Back to the Introduction index
Gibbons are distributed in the tropical rain-forests of south-east Asia (Figure 3.1). As a result of climatic and sea level fluctuations during the Pleistocene, individual populations were exposed to repeated phases of gentic isolation, especially in the sunda shelf region. This could help to explain the high number of phenotypically - and probably genetically - distinct populations as well as the unusually nested arrangement of the distribution areas of some of these populations.
The siamang (Symphalangus syndactylus) is the only gibbon species which occurs sympatrically with other gibbons (Hylobates agilis and H. lar, respectively) throughout its whole distribution area. The marked size difference between the siamang and the sympatric species probably is a key factor in enabling this sympatry. The other gibbon species occupy almost completely parapatric distribution areas. Rivers often serve as distribution boundaries.
Figure 3.1. Distribution map of the four gibbon genera Hoolock (hoolock), Hylobates (lar group), Nomascus (crested gibbons or concolor group) and Symphalangus (siamang) (after Geissmann, 1995).
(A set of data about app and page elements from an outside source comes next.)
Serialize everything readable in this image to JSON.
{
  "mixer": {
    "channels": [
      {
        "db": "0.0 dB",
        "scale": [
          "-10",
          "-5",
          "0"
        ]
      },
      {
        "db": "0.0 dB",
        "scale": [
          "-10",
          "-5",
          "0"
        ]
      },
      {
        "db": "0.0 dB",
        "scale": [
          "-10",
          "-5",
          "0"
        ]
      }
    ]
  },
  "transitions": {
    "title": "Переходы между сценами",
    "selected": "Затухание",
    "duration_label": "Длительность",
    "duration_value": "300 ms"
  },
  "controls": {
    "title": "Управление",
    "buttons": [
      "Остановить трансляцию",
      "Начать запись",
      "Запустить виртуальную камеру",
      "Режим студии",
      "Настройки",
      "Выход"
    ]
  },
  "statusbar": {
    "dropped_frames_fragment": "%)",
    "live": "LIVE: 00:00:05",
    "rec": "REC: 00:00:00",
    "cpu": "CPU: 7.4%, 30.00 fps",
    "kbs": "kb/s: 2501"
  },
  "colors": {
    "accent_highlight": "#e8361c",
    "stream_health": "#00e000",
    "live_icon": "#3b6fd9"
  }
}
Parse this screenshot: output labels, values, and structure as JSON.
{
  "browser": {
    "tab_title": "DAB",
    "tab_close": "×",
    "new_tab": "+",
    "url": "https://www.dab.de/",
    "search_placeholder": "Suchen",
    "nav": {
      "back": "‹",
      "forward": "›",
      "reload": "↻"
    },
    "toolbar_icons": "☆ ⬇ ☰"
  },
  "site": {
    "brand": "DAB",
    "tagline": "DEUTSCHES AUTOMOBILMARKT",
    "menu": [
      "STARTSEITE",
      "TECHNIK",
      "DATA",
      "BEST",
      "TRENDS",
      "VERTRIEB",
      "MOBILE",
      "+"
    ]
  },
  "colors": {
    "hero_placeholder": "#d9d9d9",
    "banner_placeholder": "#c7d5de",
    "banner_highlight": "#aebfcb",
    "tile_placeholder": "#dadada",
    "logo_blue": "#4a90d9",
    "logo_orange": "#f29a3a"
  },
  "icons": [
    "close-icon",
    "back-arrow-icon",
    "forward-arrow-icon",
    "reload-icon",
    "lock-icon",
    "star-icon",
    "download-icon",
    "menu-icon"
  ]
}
More detailed maps of the individual gibbon species are presented in the systematics section of this website.